The study found signing off Facebook for good has the potential to boost enthusiasm, decisiveness and life enjoyment. Calling it quits on your 5,000 "friends" can also reduce things like anger, depression and loneliness.
"After one week without Facebook, the treatment group reported a significantly higher level of life satisfaction," the study concluded. "People on Facebook are 55% more likely to feel stressed."
To reach their findings, 1,095 typical Facebook users were asked to "evaluate their lives on different dimensions." They were then randomly divided into two groups — the control group, which continued to use Facebook normally, and the treatment group, which went cold turkey.
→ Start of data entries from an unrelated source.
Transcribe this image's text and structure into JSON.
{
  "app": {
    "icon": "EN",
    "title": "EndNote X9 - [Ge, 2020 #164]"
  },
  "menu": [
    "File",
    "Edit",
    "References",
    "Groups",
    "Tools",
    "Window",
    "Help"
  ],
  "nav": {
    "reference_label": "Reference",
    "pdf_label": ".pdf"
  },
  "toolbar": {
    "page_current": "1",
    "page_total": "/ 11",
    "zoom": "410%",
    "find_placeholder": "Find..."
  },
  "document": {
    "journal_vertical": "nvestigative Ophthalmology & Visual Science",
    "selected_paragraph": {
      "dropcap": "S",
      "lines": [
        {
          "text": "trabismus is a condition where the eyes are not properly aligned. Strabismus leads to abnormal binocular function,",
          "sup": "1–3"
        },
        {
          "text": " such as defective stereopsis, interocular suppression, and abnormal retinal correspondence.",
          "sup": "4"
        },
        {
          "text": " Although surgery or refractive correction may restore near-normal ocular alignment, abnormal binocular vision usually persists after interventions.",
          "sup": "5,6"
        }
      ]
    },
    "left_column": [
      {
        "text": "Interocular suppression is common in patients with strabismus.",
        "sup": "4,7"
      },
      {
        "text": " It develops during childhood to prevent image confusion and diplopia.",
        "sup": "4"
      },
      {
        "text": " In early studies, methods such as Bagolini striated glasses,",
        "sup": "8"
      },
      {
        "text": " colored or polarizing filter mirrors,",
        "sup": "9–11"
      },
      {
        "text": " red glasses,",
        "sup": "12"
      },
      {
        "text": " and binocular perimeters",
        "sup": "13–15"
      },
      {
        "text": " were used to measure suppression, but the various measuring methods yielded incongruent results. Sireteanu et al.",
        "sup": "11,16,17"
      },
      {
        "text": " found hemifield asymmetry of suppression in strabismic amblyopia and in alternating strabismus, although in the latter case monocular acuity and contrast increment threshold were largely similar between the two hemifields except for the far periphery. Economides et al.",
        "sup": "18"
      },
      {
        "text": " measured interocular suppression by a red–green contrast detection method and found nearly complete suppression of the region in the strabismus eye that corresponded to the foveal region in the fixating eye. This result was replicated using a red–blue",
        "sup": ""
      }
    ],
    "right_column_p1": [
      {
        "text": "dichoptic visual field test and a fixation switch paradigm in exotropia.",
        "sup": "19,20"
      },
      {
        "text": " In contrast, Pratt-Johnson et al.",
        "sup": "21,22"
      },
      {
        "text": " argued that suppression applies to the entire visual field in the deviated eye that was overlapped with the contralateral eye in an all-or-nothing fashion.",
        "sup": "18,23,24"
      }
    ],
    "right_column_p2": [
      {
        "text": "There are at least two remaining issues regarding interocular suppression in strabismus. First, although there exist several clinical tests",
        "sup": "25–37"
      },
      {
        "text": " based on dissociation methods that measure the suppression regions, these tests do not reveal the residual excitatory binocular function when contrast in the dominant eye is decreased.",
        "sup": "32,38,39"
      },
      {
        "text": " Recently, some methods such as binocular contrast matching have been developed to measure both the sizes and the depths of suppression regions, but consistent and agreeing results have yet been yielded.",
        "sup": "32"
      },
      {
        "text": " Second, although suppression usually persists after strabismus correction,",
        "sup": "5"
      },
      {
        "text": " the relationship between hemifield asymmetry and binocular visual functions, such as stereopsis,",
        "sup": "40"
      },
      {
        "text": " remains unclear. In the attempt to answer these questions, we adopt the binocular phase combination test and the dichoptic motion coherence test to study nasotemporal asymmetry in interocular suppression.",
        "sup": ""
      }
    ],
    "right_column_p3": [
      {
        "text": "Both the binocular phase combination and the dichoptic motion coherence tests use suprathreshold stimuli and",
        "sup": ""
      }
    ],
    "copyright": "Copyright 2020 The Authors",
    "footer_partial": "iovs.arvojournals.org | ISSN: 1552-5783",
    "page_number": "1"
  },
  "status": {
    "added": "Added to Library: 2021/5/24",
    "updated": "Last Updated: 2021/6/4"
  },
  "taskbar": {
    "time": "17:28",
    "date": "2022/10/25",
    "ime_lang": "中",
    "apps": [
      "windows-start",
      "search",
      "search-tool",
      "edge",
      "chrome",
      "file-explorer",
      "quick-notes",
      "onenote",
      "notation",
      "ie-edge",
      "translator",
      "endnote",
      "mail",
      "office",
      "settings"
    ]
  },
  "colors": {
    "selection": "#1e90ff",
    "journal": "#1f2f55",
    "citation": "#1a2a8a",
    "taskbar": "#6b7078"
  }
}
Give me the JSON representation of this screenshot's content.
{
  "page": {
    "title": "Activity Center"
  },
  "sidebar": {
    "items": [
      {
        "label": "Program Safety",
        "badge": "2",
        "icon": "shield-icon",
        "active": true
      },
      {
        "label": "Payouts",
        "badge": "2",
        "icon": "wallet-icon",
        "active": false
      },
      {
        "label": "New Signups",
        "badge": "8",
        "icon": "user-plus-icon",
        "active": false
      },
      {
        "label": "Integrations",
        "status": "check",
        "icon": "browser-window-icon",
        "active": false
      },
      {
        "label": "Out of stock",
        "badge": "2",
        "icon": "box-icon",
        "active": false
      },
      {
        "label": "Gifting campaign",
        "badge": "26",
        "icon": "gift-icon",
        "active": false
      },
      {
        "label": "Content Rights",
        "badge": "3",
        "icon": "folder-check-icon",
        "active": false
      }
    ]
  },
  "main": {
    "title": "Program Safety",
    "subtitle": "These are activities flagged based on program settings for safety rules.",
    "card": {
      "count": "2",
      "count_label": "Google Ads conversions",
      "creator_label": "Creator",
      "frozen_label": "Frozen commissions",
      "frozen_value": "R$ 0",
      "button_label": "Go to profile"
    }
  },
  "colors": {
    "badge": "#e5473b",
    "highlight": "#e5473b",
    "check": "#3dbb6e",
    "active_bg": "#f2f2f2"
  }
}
After a week, everyone was asked to evaluate again.
"We look at a lot of data on happiness and one of the things that often comes up is that comparing ourselves to our peers can increase dissatisfaction," Happiness Research Institute CEO Meik Wiking told the Guardian.
The institute forwarded Mic a press photo of Wiking who indeed appears to be very happy. (And he should know — the institute is based out of Denmark, a country consistently ranked among the happiest in the world.)
The findings build on a long body of evidence to suggest Facebook may be doing more harm than good to our emotional well-being. A 2014 study published in the Journal of Social and Clinical Psychology arrived at similar results, finding a direct association between the amount of time people spent on Facebook and depression, with the key being unrealistic "social comparisons" created among different groups.
"Facebook distorts our perception of reality and of what other people's lives really look like," Wiking told a Danish news website. "We take into account how we're doing in life through comparisons to everyone else, and since most people only post positive things on Facebook, that gives us a very biased perception of reality."
Whether it's that amazing beach vacation your third best friend from second grade took, the celebrity your ex-boyfriend casually met or that new promotion your best frenemy just got, most regular Facebook users — aka most people — are consistently inundated with the top in curated content from their friend's moments. The unending cycle, and the bitter feelings it can engender, gave rise to the phenomenon of FOMO, or fear of missing out.
But what about those who don't want to cut the social media cord, but also want to preserve their mental health? Science has got you covered here too, saying Snapchat is the way to go.